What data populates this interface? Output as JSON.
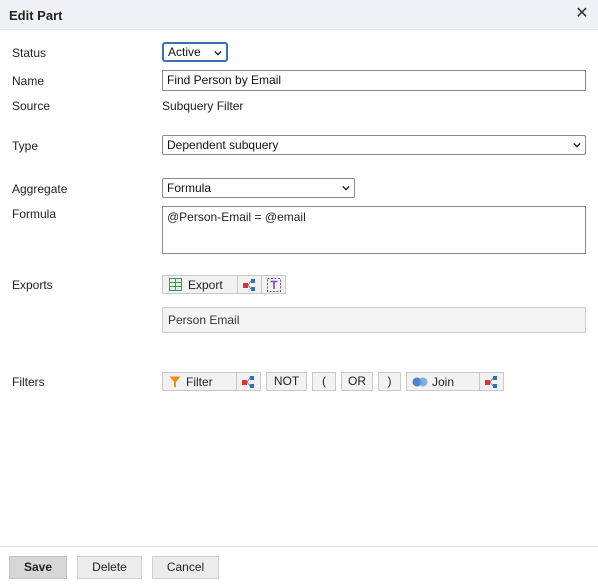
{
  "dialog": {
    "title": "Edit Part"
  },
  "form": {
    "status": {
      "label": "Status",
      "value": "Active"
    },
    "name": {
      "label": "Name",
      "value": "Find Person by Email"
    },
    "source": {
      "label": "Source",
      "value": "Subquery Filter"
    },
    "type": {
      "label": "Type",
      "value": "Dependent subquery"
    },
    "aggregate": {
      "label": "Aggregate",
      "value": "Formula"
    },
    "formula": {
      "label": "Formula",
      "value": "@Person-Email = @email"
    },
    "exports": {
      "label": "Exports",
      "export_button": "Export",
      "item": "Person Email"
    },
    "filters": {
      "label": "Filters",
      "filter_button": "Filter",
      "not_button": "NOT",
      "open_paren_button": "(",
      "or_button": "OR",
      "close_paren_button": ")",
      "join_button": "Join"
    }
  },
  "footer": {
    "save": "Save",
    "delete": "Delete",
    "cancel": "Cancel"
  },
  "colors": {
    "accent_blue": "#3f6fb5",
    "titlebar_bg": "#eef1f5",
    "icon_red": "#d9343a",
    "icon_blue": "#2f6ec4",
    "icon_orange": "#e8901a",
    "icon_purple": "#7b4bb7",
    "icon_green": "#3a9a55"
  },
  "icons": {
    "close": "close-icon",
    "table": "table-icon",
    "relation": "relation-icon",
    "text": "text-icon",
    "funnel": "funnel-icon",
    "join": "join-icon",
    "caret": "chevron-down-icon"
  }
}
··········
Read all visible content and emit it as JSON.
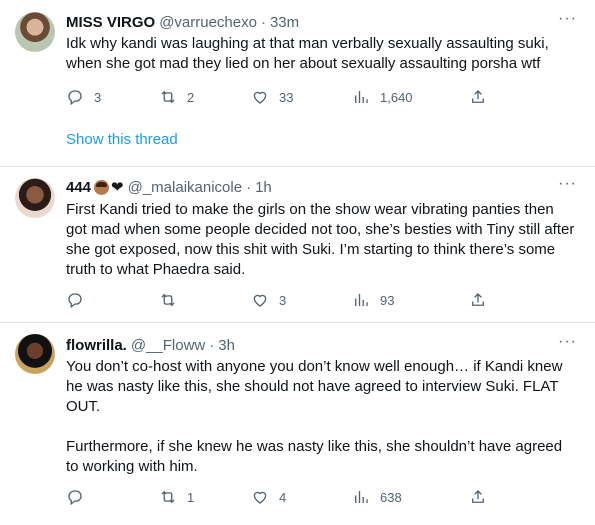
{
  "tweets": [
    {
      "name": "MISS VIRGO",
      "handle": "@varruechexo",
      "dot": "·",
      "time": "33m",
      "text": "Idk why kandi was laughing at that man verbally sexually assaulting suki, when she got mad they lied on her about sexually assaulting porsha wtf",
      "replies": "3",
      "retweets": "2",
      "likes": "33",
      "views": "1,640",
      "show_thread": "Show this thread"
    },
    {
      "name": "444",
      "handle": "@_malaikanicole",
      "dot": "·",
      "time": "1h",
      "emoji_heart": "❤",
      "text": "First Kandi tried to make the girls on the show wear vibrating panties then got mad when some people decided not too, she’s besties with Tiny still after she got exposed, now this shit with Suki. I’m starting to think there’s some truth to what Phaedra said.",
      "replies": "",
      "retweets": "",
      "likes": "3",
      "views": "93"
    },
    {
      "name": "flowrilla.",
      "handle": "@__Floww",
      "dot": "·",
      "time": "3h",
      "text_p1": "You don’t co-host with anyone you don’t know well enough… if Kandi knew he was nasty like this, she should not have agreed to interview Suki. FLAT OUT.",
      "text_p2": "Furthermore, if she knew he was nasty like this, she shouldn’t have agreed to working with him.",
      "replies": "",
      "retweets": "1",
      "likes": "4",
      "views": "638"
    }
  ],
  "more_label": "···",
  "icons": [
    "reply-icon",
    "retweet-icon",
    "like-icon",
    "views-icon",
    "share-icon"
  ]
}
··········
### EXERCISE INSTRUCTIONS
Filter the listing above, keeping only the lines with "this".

### RESPONSE
What data populates this interface? Output as JSON.
      "show_thread": "Show this thread"
      "text": "First Kandi tried to make the girls on the show wear vibrating panties then got mad when some people decided not too, she’s besties with Tiny still after she got exposed, now this shit with Suki. I’m starting to think there’s some truth to what Phaedra said.",
      "text_p1": "You don’t co-host with anyone you don’t know well enough… if Kandi knew he was nasty like this, she should not have agreed to interview Suki. FLAT OUT.",
      "text_p2": "Furthermore, if she knew he was nasty like this, she shouldn’t have agreed to working with him.",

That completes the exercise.